When you hear a new TLA what is your reaction? Well mine is that I want to know more, so when I received a briefing request from Entropysoft which mentioned the TLA “ECI” I was intrigued. For those of you who have not worked the TLA out it is short for Enterprise Content Integration. Serge Guillerme, Managing Director of Entropysoft, explained to me that they saw the main drivers for the integration of enterprise content as follows, “Organisation have all sorts of content in all sorts of formats and there is a real need to get to grips with what they have. To do this they need to organise and normalise all the different content repositories that exist. Once this done, organisations need to be able to provide unified access to the content from all authorised users both internal and external to the organisation.”

Some of you may have read some article of Philip Howard, Bloor’s Research Director – Data Management, on Entropysoft (Connecting to Content) in January 2009. But for those of you who did not I will give a little background on the company. Entropysoft was formed about 4 years ago and has its headquarter in Paris, France. 3 years ago the company changed its business model and switched to selling to the OEM market. Guillerme told me that this had resulted in nearly 80% of the revenue coming from the US.

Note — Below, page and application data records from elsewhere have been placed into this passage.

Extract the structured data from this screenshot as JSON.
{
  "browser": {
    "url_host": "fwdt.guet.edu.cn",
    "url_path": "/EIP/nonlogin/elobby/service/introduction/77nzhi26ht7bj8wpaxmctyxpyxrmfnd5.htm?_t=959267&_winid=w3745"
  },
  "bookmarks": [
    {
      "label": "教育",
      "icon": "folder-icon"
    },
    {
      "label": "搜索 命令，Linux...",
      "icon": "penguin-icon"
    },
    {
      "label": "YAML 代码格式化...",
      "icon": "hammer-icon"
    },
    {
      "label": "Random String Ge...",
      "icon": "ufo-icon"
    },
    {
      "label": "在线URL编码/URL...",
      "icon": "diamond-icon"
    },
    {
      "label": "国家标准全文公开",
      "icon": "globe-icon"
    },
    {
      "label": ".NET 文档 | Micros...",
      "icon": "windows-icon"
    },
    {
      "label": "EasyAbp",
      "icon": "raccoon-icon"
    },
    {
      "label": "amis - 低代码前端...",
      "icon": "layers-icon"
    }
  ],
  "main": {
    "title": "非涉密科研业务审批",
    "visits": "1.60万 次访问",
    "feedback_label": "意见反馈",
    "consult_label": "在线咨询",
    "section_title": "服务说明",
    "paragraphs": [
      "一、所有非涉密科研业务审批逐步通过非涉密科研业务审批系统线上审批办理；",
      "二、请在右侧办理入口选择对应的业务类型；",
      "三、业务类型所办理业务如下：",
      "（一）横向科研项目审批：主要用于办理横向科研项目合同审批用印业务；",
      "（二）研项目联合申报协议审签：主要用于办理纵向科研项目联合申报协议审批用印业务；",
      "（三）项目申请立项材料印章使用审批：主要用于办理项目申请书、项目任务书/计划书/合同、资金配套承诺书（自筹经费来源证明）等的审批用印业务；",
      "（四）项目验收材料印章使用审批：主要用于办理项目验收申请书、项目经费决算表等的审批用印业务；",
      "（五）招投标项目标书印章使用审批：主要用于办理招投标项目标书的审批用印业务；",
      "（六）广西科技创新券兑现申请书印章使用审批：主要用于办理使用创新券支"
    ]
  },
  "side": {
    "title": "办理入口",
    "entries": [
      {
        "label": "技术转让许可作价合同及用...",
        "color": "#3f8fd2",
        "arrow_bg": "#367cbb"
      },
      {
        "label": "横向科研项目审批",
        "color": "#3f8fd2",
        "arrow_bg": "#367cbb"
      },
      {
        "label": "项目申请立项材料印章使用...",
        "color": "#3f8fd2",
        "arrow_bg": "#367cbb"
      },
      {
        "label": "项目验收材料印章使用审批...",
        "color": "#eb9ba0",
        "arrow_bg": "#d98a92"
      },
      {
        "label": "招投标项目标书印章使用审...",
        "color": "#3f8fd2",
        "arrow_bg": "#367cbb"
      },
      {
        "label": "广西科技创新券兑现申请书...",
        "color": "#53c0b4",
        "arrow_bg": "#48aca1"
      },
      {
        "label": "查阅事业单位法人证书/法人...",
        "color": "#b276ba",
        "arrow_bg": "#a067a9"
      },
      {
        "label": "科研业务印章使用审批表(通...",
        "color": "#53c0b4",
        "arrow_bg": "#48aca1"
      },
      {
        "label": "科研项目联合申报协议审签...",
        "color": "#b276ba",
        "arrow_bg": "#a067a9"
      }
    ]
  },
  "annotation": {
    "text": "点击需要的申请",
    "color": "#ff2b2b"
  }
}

So what do they offer and why should I be interested? Well to answer that question you first need to understand the product architecture. The Entropysoft platform consists of 3 layers:

  • Content Connectors: 30 bidirectional connectors available in Java. .Net or as web services to all the major content management systems;
  • Content Federation: this has at it heart a content repository that acts like a virtual repository that pulls together all the other content repositories in an organisation
  • Content ETL: this manages the transfers between all the applications used by organisation, both from an internal or external viewpoint.

EntropySoft Platform

Figure 1: Entropysoft Platform (Source: Entropysoft)

This very open architecture with its simplicity and ease of use is what has attracted a number of software vendors to incorporate Entropysoft as part of their own offerings. Guillerme stated that “Our success is also connector-driven / search market initiated: learn to use one API, use it for 30 different content-centric applications.” 2 of the leading European BPMS vendors, namely IDS Scheer and W4 Technologies have done this as well as specialist Image Integration Systems.

So what’s new? Well in February 2009, Entropysoft released a new Microsoft SharePoint connector that provides the ability to integrate all types of lists (Calendar, Tasks, Issues, Discussion boards, Contacts, etc.) and offer a read/write feature for them. The new connector provides support for Windows SharePoint Services 3.0 (WSS 3.0) and Microsoft Office SharePoint Server 2007 (MOSS 2007).

As business processes today are more involved with not only structured data stored in databases and accessed through applications like ERP, but also unstructured data in documents of various formats, Entropysoft’s OEM approach provides BPMS vendors and other collaboration software vendors with an easy to use solution to the problem. What comes next you may ask? Well, Bloor sees the next thing being the integration of voice and particularly voice transcripts. This is already a major part of logistics and warehouse systems. Could this be on Entropysoft’s radar? Guillerme replied, “Our technology is valuable for all content-centric markets and also to make all content exchanges between different companies more fluid; supply chain management, as you suggested, is much more on our radar than voice transcript which is just another document.”